“RSPCA WA received some strong nominations for the awards this year, and the process of narrowing these down was very challenging for the Committee.
“We’re thrilled to announce the winners for 2019, and are humbled to share in celebrating their efforts.
“Mick, Kate and Trinity’s achievements are truly uplifting. Each has generously given their own time and considerable energy to save animals' lives and improve welfare outcomes in WA.
“I’d like to thank those who submitted a nomination, and encourage people from across WA to do so next year.
“RSPCA WA hopes that by recognising the efforts of these individuals, a ripple effect will be created to inspire others to treat animals with kindness and compassion.”
More information about award winners:
Certified Snake Catcher Mick Fullerton is driven by his love of reptiles – and wants to do anything in his power to help keep them safe.
Mick works full-time as a welder, but is on call 24/7 to rescue reptiles and other wildlife in need as a volunteer.
Mick has been offering venomous snake relocation and wildlife rescue for about 15 years through Western Reptile Removal.
In the summer months, Mick can be called upon to relocate up to 15 reptiles a week – and he does all this after work and on weekends for no charge to encourage more people to take this option.
Most of Mick’s rescues are venomous snakes inside people’s houses or on their property. He has also rescued many injured reptiles over the years and nursed them back to health before releasing them.

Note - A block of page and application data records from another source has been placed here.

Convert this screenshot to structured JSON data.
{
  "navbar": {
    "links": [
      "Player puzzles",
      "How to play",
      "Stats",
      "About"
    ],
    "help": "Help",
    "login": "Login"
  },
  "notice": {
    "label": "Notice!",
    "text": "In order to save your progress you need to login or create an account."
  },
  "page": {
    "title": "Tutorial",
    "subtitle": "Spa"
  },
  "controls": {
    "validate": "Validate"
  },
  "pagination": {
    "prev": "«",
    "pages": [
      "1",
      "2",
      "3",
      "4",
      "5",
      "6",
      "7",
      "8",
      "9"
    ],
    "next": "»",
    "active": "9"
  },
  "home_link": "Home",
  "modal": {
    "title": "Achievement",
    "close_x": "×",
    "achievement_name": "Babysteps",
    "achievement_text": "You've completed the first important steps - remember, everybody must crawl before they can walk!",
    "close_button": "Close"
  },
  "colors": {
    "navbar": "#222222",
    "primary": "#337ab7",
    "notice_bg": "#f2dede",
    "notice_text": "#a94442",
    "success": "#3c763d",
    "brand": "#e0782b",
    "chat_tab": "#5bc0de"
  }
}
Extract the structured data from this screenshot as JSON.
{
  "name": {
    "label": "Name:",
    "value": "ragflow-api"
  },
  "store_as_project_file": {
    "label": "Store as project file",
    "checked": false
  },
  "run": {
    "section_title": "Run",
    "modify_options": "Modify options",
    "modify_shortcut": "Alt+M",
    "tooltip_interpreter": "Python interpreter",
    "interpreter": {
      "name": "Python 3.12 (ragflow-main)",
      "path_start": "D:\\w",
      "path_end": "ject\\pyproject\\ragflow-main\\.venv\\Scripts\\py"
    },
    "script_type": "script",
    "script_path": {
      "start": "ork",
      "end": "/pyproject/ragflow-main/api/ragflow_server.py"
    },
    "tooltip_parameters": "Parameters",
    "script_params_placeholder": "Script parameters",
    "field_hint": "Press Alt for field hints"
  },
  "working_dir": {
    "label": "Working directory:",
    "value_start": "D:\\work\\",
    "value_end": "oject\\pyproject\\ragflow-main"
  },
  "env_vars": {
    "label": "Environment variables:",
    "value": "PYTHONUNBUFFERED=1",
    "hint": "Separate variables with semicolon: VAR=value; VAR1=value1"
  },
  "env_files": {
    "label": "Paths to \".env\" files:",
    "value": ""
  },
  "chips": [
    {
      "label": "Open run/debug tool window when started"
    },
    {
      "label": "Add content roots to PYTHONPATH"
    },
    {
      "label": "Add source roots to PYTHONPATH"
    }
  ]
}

Mick is passionate about dispelling myths surrounding native snakes, and happily shares his knowledge with the public – both in person and through Western Reptile Removal’s Facebook page. Mick also has plans to host educational presentations at schools and shopping centres.
In IApril 2018, when Trinity Sorenson learnt – through her mum’s work in remote WA – that there were many dogs suffering with ticks in communities along the Gibb River Road in the Kimberley, she made it her mission to help them.
15-year-old Trinity saved her own money to buy supplies, and enlisted the help of several family members to make the 3000km journey during her school holidays. Trinity and her family then worked to remove ticks from about 30 dogs.
Trinity also shared her knowledge, empowering locals to continue with parasite prevention in the future. On the trip home, the group stopped at a roadhouse, where the owner was struggling to coax a litter of abandoned puppies out from underneath his shop.
Trinity was quick to assist, and managed what the owner thought impossible in rescuing the puppies. She even managed to organise good homes for the puppies in nearby Derby.
Then, late last year, Trinity was given a school research project and chose to educate her classmates on the plight of battery hens.
For the project, she rescued three battery hens, documenting her dedicated care, and their progress, in a moving video which encourages higher-welfare choices. Since then, she’s continued to love and care for these animals.
Kate has been one of RSPCA WA's most outstanding volunteers since joining us in May 2016.
She has generously given more than 830 hours of her time in the shelter, RSPCA’s retail stores and wherever else support is needed.
Kate was integral to the creation of RSPCA WA’s Cat Corp team – a group of highly knowledgeable volunteers who work intensively with the cats to improve their behaviour and bring them out of their shell – helping them find loving homes, sooner.
She acts as a mentor to new volunteers, helping them feel welcome and confident in their role. Kate also created a volunteer group to make toys for the shelter animals. The group’s colourful handiwork is on display in almost every condo in the cattery.
Kate’s ability to think out of the box, and come up with creative ideas has had a great impact on RSPCA WA’s programs, and the animals in our care.